-  Herbert Feith, The decline of constitutional democracy in Indonesia (Ithaca: Cornell UniversityPress, 1962), pp. 46-100.
-  ‘Mosi badan perwakilan sementara Kabupaten Garut’, 7 January 1950, Kabinet PresidenRepublik Indonesia Serikat 1949-1950 [hereafter RIS], no. 85, ANRI.
-  ‘Suara Masjumi terhadap Darul Islam’, Kantor Polisi Kabupaten Ponorogo, 16 January1950, KabPerd no. 150, ANRI.
-  ‘Nota oleh seorang ‘ulama dikirim dari Menteri Agama RIS K.H. Wachid Hasjim kepadaPresident RIS tentang ummat Islam di Priangan dan soal Darul Islam’, 21 March 1959, RISno. 97, ANRI.
-  ‘Ichtisar gerakan DI/Kartosuwiryo’, Kementerian Dalam Negeri Yogyakarta, 24 July 1950,KabPerd no. 150, ANRI.
-  ‘Sikap PSII terhadap penjelesaian soal Darul Islam’, 4 May 1950, RIS no. 107, ANRI. ‘Kuti-pan pertanjaan-pertanjaan anggauta-anggauta badan pekerdja Komite Nasional Pusat kepadaPemerintah untuk didjawab pada harti-pertanjaan sidang ke-V tahun 1950; mengenai Kement-erian Dalam Negeri, dari anggauta W. Wondoamiseno (PSII)’, KabPerd no. 150, ANRI.

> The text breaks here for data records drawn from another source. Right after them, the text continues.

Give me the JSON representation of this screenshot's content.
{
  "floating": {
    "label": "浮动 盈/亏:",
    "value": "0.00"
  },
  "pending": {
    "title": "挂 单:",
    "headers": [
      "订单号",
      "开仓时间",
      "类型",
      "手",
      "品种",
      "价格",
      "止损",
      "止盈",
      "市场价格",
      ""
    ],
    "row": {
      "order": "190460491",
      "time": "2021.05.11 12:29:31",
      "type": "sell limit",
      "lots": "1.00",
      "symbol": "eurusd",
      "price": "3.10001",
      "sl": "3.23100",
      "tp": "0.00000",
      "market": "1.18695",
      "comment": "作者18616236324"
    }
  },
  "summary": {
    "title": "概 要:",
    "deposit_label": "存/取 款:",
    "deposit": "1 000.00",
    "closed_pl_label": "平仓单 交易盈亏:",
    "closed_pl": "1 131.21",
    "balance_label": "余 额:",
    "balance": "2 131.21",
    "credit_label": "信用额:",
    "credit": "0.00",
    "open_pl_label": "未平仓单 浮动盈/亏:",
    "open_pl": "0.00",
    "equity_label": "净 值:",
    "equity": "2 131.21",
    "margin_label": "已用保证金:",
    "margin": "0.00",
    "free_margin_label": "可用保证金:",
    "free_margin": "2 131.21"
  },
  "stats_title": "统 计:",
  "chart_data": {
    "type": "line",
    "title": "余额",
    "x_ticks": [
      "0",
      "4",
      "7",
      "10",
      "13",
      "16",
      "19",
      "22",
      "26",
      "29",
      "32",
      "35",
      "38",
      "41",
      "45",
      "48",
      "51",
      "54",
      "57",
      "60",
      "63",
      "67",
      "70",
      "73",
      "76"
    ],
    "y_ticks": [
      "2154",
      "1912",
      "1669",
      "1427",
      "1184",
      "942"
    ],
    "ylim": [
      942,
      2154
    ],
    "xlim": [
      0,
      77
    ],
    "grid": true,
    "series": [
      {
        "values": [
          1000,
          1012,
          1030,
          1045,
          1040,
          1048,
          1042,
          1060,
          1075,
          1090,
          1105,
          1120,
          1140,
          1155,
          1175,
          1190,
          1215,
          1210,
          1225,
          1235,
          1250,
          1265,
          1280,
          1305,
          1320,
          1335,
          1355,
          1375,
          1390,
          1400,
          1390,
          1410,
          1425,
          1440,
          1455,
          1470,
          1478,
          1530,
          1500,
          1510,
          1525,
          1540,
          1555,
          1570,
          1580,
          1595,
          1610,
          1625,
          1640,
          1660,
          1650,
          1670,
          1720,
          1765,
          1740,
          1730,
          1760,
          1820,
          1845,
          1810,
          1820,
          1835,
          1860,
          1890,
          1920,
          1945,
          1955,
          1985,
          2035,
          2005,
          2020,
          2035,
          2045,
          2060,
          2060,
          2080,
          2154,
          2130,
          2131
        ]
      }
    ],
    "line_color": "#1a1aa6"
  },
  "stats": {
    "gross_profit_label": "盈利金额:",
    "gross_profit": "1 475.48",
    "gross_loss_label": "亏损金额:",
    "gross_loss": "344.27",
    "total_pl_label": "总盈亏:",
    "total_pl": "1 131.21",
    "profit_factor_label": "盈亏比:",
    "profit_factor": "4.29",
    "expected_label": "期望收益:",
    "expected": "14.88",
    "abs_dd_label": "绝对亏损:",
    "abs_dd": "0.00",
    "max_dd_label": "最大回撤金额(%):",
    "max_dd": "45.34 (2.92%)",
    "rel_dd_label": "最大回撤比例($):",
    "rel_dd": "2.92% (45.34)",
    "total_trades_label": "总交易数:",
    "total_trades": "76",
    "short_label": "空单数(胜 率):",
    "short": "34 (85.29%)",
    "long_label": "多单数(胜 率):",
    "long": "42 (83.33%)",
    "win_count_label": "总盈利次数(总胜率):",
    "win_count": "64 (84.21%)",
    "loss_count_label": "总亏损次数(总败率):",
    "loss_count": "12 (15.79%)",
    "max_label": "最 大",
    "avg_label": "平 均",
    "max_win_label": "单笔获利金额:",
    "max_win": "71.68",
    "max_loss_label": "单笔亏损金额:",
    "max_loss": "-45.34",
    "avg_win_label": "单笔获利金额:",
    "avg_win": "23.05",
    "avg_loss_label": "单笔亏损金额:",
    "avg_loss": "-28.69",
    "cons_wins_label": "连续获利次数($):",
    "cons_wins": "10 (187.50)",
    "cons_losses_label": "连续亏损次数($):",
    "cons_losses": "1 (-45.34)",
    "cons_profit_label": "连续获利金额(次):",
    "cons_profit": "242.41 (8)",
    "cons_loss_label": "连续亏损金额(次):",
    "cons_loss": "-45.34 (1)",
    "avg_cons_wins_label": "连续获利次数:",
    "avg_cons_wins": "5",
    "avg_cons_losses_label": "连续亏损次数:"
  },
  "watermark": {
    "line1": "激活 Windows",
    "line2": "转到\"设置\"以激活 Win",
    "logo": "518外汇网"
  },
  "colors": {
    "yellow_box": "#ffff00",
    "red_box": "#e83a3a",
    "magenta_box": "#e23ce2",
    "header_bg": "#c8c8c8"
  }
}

-  An early draft of the members of the Panitya Penyelesaian Darul Islam (Commission forthe solution of the Darul Islam) was prepared by the Ministry of Religious Affairs (11 June1950), but subsequent drafts (8 July and 8 August 1950) show the (attempted) collaboration ofthe ministries of the Interiors, Religious Affairs, Information and Social Affairs. All in KabPerdno. 150, ANRI.